September 22, 2005

WASHINGTON (CNN) -- A CNN/USA Today/Gallup poll released Thursday indicated fewer than half of Americans believe the United States will win the Iraq war, and 55 percent of those surveyed said it should speed up withdrawal plans.

Only 21 percent said the United States definitely would win the war in Iraq, which began when a U.S.-led coalition invaded in 2003 to topple Iraqi leader Saddam Hussein. Another 22 percent said they thought the United States probably would win.

Twenty percent of respondents said the United States was capable of winning in Iraq -- but probably would not. And 34 percent said they considered the war unwinnable.

The survey of 818 adults was conducted Friday through Sunday and had a sampling error of plus or minus 4 percentage points.

The results followed others this week that found only 32 percent of those interviewed supported President Bush's handling of the war, 63 percent supported a full or partial withdrawal and and 54 percent favored cutting spending on the conflict to pay for rebuilding the Gulf Coast after Hurricane Katrina.

With a large anti-war demonstration planned outside the White House this weekend, Bush said Thursday the United States can lose in Iraq only "if we lose our nerve and abandon the mission."

"Some Americans want us to withdraw our troops so that we can escape the violence," Bush said. "I recognize their good intentions, but their position is wrong. Withdrawing our troops would make the world more dangerous and make America less safe."

More than 1,900 American troops have been killed since March 2003, most of them battling a persistent insurgency that followed the collapse of Saddam's government.

With the number of deaths nearing 2,000, 55 percent of those surveyed said they wanted to see the United States intensify efforts to withdraw from Iraq, while 41 percent said they wanted no change in policy.

The increased support for an American withdrawal from Iraq contrasts with the more than two-thirds of those polled who said they believed U.S. troops would leave behind a chaotic situation -- or even civil war.

Only 27 percent said they believed Iraq's fledgling government would be able to maintain order after a U.S. withdrawal, while 68 percent said they believed chaos or civil war would result.

By comparison, as the U.S. death toll in Iraq neared 1,000 in August 2004, only 37 percent favored an expedited withdrawal, and 58 percent supported staying the course.

On Thursday, Bush tried again to portray Iraq as a front on the global war on terrorism that began with the attacks of September 11, 2001, saying a U.S. withdrawal would only embolden terrorists.

He said the United States would pull its troops out only when Iraqi forces were capable of taking control of their own country.

The number of people who said they understood what Americans are fighting for in Iraq has remained nearly steady in the past year.

Of those polled, 67 percent said they understood what the war was all about, and 33 percent said they did not.
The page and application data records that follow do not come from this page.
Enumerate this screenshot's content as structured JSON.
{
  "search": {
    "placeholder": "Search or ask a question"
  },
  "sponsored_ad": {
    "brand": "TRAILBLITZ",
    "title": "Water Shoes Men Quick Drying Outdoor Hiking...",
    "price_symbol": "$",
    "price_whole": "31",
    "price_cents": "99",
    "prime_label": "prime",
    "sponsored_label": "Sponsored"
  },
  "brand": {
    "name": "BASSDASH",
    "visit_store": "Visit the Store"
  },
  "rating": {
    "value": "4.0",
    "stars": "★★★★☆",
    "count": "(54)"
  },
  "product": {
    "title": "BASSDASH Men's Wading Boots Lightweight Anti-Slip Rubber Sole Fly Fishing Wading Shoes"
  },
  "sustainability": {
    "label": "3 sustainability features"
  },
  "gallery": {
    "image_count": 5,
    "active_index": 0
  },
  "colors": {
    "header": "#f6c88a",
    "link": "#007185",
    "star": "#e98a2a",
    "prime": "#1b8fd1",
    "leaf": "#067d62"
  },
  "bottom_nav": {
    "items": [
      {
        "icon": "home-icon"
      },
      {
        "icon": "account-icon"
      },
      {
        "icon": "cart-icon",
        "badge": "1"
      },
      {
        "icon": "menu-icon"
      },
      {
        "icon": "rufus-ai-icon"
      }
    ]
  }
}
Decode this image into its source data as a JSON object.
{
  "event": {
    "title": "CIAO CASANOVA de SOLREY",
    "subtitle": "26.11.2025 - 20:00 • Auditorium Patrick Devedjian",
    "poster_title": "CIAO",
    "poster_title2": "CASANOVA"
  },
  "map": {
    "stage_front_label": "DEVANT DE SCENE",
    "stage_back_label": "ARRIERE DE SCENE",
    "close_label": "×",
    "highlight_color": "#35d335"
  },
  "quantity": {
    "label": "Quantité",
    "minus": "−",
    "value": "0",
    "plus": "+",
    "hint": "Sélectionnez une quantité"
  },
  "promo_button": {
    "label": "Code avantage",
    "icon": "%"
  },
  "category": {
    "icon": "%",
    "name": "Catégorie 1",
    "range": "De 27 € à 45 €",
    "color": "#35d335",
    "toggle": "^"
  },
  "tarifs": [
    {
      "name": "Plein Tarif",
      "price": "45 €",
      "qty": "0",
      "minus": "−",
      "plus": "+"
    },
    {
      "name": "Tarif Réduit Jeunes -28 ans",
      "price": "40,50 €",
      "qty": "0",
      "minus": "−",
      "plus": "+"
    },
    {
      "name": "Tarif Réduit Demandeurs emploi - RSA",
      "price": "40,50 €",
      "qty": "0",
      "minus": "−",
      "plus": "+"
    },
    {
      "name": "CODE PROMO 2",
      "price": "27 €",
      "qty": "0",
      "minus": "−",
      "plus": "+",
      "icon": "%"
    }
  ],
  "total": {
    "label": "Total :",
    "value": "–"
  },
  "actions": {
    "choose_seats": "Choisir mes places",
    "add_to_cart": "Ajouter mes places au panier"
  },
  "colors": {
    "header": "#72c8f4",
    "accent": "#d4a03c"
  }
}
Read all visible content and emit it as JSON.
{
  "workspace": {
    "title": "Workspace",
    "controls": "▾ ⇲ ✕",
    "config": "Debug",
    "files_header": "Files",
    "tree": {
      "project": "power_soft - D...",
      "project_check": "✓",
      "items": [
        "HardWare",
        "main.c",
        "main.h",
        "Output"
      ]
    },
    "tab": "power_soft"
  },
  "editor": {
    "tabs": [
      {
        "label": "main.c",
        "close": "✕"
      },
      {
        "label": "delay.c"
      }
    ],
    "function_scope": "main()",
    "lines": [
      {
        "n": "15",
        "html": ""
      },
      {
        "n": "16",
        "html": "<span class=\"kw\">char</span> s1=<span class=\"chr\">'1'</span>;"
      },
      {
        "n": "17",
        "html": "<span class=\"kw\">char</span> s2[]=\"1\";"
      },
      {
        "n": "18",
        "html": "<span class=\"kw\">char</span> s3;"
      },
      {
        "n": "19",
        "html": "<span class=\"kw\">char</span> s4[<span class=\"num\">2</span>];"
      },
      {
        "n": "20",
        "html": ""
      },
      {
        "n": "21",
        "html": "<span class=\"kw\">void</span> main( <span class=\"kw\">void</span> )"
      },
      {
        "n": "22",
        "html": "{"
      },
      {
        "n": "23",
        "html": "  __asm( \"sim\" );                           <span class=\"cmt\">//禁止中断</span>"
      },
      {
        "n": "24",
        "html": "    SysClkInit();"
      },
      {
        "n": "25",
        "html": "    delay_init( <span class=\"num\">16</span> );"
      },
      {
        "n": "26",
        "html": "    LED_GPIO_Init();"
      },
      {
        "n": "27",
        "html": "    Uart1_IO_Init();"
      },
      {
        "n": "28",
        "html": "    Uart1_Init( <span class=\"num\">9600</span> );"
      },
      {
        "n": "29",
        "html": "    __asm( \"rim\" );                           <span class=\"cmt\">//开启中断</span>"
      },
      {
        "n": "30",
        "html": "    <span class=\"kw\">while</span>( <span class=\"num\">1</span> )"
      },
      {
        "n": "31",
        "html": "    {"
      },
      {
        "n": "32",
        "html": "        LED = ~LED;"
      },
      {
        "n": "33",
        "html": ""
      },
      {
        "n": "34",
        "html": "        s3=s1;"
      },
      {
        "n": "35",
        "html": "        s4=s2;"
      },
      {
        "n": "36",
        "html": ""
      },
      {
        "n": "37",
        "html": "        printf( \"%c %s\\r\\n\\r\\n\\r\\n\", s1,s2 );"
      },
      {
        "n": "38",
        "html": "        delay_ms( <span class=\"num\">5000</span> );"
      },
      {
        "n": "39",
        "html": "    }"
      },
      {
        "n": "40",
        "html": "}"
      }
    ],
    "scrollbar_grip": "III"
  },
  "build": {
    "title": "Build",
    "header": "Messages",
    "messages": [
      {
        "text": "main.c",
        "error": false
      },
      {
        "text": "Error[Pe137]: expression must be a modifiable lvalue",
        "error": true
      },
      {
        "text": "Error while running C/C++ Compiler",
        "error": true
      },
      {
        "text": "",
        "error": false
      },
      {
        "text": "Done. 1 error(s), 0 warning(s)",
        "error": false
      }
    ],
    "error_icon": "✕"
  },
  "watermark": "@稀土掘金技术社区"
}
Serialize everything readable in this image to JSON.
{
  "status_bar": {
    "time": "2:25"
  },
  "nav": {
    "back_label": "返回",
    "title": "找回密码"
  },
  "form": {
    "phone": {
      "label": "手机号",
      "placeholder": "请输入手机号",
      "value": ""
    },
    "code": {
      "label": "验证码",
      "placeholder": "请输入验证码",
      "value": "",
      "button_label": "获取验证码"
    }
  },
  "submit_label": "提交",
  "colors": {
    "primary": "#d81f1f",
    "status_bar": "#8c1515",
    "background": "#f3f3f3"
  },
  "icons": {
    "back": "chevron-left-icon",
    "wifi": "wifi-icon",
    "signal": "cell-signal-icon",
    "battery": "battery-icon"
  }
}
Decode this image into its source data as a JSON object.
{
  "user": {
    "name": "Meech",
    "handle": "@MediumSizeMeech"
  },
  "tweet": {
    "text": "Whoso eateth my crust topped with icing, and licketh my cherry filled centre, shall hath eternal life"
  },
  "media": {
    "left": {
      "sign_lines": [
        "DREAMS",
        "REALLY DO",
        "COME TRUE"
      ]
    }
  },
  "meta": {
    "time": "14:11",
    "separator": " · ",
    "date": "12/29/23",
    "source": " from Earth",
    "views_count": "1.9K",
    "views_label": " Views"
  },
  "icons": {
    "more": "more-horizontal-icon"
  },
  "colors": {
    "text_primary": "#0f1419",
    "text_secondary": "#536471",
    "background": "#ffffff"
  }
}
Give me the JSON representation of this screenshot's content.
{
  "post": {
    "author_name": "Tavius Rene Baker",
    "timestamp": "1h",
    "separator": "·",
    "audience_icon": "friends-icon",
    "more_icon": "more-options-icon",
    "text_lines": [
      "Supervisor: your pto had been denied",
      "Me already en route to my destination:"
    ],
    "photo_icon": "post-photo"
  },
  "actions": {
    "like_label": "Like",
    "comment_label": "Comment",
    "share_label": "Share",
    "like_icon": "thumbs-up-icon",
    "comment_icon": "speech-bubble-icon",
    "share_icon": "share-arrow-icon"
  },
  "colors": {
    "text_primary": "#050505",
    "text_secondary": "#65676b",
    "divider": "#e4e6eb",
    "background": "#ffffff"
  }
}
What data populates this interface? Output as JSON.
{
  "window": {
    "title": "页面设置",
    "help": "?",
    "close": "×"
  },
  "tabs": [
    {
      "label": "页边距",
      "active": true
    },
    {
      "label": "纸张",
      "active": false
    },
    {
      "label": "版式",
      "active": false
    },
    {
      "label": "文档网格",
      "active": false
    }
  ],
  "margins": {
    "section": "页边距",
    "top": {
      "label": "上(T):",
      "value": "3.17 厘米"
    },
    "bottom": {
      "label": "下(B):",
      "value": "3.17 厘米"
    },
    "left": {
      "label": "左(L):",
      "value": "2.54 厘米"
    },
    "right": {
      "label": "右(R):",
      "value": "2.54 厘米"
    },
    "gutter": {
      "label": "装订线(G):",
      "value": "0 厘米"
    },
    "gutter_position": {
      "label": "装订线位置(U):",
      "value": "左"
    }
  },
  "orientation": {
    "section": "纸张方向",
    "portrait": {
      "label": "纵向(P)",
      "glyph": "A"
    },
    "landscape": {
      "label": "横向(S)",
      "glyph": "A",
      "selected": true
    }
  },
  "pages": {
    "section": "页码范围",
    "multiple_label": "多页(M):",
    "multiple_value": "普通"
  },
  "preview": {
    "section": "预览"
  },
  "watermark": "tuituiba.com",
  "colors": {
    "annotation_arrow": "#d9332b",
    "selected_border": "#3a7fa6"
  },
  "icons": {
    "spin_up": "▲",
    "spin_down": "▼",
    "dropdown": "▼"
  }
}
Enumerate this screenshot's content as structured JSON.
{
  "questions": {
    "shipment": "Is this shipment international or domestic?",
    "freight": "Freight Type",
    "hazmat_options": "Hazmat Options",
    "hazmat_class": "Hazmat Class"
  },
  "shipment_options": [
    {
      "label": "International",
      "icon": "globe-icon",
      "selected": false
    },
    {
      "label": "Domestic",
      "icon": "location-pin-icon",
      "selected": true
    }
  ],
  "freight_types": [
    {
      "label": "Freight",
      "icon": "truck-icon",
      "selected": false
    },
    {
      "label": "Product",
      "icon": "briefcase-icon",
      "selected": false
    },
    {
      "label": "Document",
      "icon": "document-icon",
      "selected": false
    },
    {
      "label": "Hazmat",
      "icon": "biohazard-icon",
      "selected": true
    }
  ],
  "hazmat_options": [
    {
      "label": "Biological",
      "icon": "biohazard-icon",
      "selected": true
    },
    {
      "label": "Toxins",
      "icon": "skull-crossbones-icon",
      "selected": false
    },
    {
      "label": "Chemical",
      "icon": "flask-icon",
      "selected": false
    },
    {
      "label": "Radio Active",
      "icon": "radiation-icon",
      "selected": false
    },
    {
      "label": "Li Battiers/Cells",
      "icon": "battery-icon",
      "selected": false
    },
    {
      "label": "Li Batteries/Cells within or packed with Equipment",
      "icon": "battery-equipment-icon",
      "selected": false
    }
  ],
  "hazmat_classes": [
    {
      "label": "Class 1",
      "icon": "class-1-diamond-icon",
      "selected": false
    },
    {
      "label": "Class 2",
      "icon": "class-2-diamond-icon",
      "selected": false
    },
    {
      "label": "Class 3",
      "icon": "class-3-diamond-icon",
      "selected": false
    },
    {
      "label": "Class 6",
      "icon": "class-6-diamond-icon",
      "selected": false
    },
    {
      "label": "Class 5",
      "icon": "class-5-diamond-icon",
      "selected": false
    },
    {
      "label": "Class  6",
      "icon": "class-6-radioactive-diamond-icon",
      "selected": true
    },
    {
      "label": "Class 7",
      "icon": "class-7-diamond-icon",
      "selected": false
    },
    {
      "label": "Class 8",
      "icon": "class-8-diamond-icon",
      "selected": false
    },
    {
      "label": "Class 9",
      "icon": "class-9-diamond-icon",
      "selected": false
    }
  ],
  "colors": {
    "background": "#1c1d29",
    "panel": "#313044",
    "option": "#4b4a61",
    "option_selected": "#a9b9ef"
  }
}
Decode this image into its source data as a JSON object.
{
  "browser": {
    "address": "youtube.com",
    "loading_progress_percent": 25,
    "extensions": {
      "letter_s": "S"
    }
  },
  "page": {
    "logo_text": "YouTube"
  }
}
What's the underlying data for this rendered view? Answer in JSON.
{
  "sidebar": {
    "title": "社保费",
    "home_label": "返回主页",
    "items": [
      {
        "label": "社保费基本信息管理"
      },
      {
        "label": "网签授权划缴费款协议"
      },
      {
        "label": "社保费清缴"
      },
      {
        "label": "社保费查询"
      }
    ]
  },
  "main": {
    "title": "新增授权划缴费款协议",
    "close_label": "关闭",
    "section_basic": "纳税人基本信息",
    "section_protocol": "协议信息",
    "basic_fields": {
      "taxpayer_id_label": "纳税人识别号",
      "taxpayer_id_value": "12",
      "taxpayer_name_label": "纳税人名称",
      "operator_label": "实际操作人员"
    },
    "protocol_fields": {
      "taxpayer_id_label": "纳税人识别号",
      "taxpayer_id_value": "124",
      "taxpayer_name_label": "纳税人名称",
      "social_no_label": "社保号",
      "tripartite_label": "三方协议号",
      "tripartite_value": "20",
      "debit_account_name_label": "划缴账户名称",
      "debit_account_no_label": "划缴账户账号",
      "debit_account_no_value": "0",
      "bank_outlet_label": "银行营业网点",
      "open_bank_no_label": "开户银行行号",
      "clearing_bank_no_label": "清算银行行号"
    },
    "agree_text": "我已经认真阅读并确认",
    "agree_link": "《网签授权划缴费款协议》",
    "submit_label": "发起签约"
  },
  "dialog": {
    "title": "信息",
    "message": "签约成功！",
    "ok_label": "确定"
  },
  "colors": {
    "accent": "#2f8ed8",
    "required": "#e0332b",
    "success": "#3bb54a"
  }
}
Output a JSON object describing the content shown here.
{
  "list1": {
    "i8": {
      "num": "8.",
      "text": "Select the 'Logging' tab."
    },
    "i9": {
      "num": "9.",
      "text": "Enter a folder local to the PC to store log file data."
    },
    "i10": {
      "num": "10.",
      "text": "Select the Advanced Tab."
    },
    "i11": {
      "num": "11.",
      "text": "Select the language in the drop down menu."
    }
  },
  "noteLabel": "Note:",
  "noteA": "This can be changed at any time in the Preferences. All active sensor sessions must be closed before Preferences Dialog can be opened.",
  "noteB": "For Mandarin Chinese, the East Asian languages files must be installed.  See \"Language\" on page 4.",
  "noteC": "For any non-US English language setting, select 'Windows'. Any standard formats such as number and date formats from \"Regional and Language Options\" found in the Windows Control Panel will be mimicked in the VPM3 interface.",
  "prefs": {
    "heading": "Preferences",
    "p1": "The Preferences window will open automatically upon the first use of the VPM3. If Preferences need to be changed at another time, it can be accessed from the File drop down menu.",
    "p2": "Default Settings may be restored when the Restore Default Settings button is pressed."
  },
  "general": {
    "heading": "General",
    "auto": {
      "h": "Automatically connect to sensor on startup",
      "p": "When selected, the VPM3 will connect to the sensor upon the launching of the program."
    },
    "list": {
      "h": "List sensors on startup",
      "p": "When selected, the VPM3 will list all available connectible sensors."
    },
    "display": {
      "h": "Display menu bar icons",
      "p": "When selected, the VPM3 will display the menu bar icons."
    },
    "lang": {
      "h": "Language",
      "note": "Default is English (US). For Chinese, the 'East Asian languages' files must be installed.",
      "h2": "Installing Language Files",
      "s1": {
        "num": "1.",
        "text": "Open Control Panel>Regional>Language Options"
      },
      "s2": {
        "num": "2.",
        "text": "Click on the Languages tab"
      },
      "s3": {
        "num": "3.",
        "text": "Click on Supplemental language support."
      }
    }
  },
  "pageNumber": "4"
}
The last time the question was asked, in October 2004, 70 percent said they understood what was at stake in the conflict while 28 percent said they did not.

Bush and other officials argued that the invasion was necessary to strip Iraq of chemical and biological weapons and efforts to develop a nuclear bomb.

U.S. inspectors later concluded Baghdad had disarmed after the 1991 Persian Gulf War, as required by U.N. resolutions that ended the conflict, though it had concealed some weapons-related research from U.N. monitors.

The president and his allies now argue that U.S. troops are needed to foster the establishment of a democratic government in Iraq and keep the country from becoming a haven for terrorism.

"Together, we'll help Iraq become a strong democracy that protects the rights of its people and is a key ally in the war on terror," Bush said.

A report issued this month by a United Nations panel established to monitor al Qaeda and its associates said the terrorist group is exploiting the situation in Iraq, bringing in recruits from around the world and training them in urban warfare, bomb-making and other terrorist skills.